Haftarah Parashat Pinchas
July 7, 2018 | 24 Tammuz 5778
This Shabbat we read the first of the three special haftarot for the period between Shiva Asar b’Tammuz and Tisha b’Av. These haftarot, known as the “Tlata d’Poranuta” – the “Three [haftarot] of Admonition” mark the period between the breaching of the walls of the city of Jerusalem and the destruction of both the first and second Temples. The week’s haftarah is taken from the first and second chapters of the book of Jeremiah, which aside from marking Jeremiah’s initiation as a prophet, deal with the growing threat from the nation’s northern neighbor, Babylonia. Jeremiah, the prophet, foresaw the pending tragedy, while the rest of his brethren seemed oblivious to their tragic fate.
Jeremiah’s initiation as a prophet included the charge “to uproot and pull down, to destroy and to overthrow, to build and to plant.” (1:10) This message is immediately followed by two anomalous visions: one, a branch of an almond tree (shaked) and the other, a “steaming pot (sir nafuah) tipped away from the north”. Each time, God explains, somewhat cryptically, how the images allude to the future. The almond branch plays on the word “shaked” which can also mean “watchful”, implying that the prophecy will soon come to fruition (1:11-12). Rashi explains this association: “Just as the almond tree brings forth its flowers earlier than any other tree, [so, too, the promised evil in the second image will soon break forth].”

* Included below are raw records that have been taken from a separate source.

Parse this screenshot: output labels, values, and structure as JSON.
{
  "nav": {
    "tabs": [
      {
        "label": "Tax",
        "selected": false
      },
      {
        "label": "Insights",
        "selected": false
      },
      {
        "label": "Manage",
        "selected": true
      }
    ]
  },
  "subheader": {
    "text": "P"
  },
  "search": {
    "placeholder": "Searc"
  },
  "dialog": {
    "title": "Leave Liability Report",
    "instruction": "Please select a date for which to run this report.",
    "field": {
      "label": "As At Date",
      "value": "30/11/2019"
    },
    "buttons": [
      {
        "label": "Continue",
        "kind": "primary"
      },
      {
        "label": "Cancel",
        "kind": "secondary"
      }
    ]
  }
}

The steaming pot is a bit less clear; with God only saying that it alludes to a disaster which will come from the north (1:13-14). Targum Yonatan, the Jewish Aramaic “translation” of Jeremiah, provides a fuller interpretation of the verse, rendering it: “a king who boils over like a pot… whose forces are aligned and ready to break forth from the north.” What seems clear is that both of Jeremiah’s visions are bleak foreshadows of doom.

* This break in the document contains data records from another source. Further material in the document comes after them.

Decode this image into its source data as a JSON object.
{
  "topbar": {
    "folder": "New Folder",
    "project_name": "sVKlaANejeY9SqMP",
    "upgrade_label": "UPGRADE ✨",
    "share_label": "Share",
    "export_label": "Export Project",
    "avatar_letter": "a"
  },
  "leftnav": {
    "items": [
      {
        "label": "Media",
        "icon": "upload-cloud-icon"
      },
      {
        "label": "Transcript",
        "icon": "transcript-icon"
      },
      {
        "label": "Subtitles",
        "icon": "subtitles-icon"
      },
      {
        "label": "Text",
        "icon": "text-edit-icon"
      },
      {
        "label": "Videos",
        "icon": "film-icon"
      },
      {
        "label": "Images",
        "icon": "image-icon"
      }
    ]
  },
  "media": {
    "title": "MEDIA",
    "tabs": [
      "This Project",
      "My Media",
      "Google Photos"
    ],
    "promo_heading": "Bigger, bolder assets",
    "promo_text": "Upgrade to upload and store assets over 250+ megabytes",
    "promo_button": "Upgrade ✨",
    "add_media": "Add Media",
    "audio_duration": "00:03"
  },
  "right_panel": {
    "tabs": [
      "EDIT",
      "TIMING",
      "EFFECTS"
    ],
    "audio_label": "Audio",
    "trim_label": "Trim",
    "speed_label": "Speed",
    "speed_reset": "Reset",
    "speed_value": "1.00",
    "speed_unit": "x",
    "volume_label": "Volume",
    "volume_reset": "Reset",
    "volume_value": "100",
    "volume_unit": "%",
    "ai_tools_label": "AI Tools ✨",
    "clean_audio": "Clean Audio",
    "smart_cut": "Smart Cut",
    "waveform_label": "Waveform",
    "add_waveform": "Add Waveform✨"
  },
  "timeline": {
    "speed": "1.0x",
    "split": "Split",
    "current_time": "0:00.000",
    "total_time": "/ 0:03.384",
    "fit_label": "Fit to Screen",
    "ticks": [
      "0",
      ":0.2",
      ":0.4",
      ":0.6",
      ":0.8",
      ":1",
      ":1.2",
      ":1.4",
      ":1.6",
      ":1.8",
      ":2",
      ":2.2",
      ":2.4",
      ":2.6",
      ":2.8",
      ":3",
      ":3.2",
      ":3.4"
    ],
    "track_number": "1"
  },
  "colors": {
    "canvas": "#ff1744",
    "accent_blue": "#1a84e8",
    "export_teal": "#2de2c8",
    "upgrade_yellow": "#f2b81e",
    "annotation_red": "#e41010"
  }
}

Rabbi Benjamin Lau, however, offers a an entirely different take on these prophecies. He tries to link these visions to Jeremiah’s suggested mission. Since Jeremiah was charged “to build and to plant,” Lau asserts, perhaps these visions were intended to offer the nation options. The “shaked,” for Lau, represents life and growth, while the “sir nafuah” can be understood to be a “sira” – a thorn bush, something used to provide kindling for a fire, and meant to represent destruction. (Jeremiah – Goralo Shel Hozeh, pp. 40-41)

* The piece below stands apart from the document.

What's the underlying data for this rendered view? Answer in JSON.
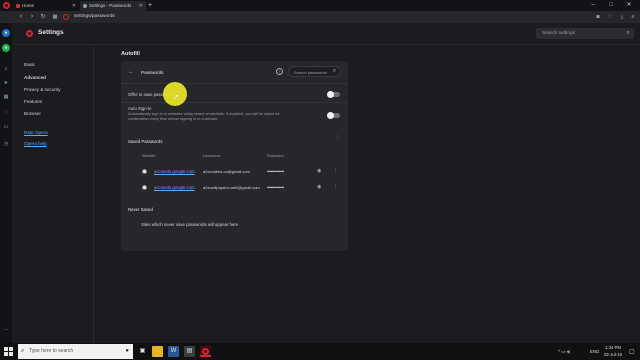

Seen this way, Jeremiah’s prophecy is not about Judah’s inevitable destruction. Rather, he was emphasizing that fateful times were ahead, and that making the right choice would be critical to their future. For Lau, Jeremiah’s vision is a reminder that one must see the world we live in clearly and critically, weighing our options wisely and, most importantly, to choose the path of life and not destruction